Number 31 to Be Retired to Honor Jenkins and Maddux

Two dominant pitchers shared the same number.

For much of the past 40 years, the number 31 has symbolized excellence in pitching for the Chicago Cubs. It was worn first by Ferguson Jenkins, then by Greg Maddux. Now, these two men who made the number great will be honored by the Cubs with the retirement of No. 31 so that no other Cub can wear it, and so that it will fly over Wrigley Field.

Jenkins is a Hall-of-Famer who held court at Wrigley Field in the late 60s and early 70s, and then ended his career with a stint on the North Side in the early 80s. He had six 20-win seasons for the Cubs, with his most dominating point coming in 1971. During that Cy Young-winning season, he won 24 games and had a 2.72 ERA.

Maddux was equally dominating, wearing Cubbie blue from 1986-92, and again from 2004-06. Compared to Jenkins' overpowering pitching, Maddux is more accurately compared to a surgeon, slicing up the strike zone and befuddling batters. He also won a Cy Young for his most dominant season with the team, a 20-win gem in 1992. Though he left on semi-acrimonious terms, he returned to the Cubs early this decade and helped groom younger pitchers while winning 28 games in two full seasons.

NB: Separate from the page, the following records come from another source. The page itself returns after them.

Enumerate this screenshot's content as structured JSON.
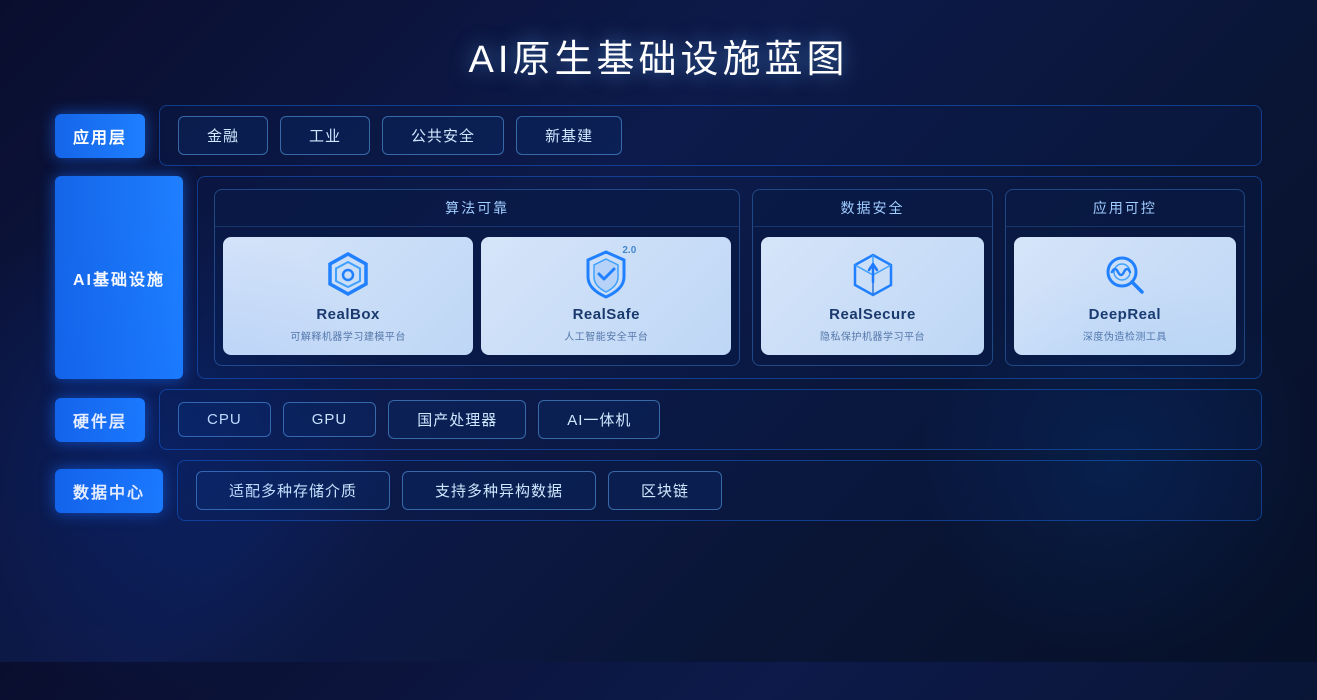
{
  "title": "AI原生基础设施蓝图",
  "layers": {
    "application": {
      "label": "应用层",
      "items": [
        "金融",
        "工业",
        "公共安全",
        "新基建"
      ]
    },
    "ai_infra": {
      "label": "AI基础设施",
      "categories": [
        {
          "name": "算法可靠",
          "products": [
            {
              "id": "realbox",
              "name": "RealBox",
              "desc": "可解释机器学习建模平台",
              "version": ""
            },
            {
              "id": "realsafe",
              "name": "RealSafe",
              "desc": "人工智能安全平台",
              "version": "2.0"
            }
          ]
        },
        {
          "name": "数据安全",
          "products": [
            {
              "id": "realsecure",
              "name": "RealSecure",
              "desc": "隐私保护机器学习平台",
              "version": ""
            }
          ]
        },
        {
          "name": "应用可控",
          "products": [
            {
              "id": "deepreal",
              "name": "DeepReal",
              "desc": "深度伪造检测工具",
              "version": ""
            }
          ]
        }
      ]
    },
    "hardware": {
      "label": "硬件层",
      "items": [
        "CPU",
        "GPU",
        "国产处理器",
        "AI一体机"
      ]
    },
    "data_center": {
      "label": "数据中心",
      "items": [
        "适配多种存储介质",
        "支持多种异构数据",
        "区块链"
      ]
    }
  }
}
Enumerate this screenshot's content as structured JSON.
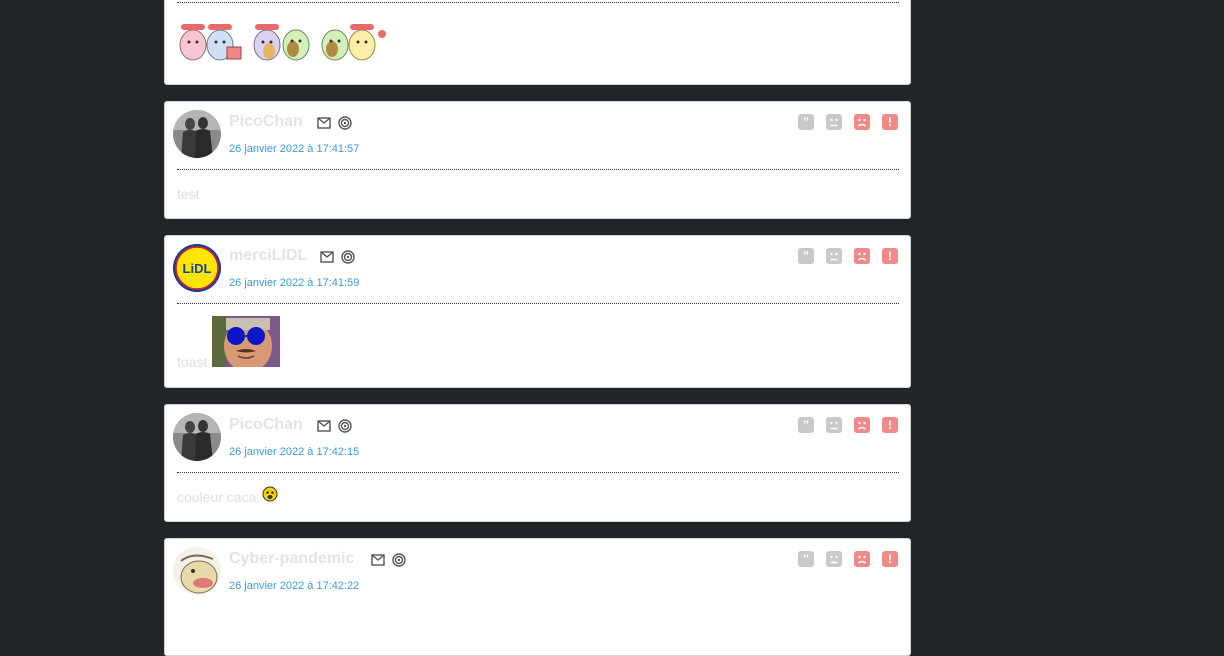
{
  "posts": [
    {
      "username": "",
      "date": "",
      "content": ""
    },
    {
      "username": "PicoChan",
      "date": "26 janvier 2022 à 17:41:57",
      "content": "test"
    },
    {
      "username": "merciLIDL",
      "date": "26 janvier 2022 à 17:41:59",
      "content": "toast",
      "avatar_text": "LiDL"
    },
    {
      "username": "PicoChan",
      "date": "26 janvier 2022 à 17:42:15",
      "content": "couleur caca"
    },
    {
      "username": "Cyber-pandemic",
      "date": "26 janvier 2022 à 17:42:22",
      "content": ""
    }
  ],
  "icons": {
    "message": "envelope-icon",
    "spiral": "spiral-icon",
    "quote": "quote-icon",
    "sad": "sad-face-icon",
    "angry": "angry-face-icon",
    "report": "report-icon"
  },
  "actions": {
    "quote_glyph": "”",
    "report_glyph": "!"
  },
  "colors": {
    "background": "#22252a",
    "card": "#ffffff",
    "date": "#3d9ad6",
    "action_grey": "#c9c9c9",
    "action_red": "#f08a8a"
  }
}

Though their pitching styles were very different, the two had similar experiences as a Cub. They both were on teams that came close to tasting glory -- Jenkins was part of the 1968 team that collapsed and lost the pennant to the Mets, and Maddux was on the 1989 team that won the division but was swept out of the playoffs -- but never got to the promised land. They will now be forever connected by their retired number as two of the greatest Cubs of all time.

Copyright FREEL - NBC Local Media
Contact Us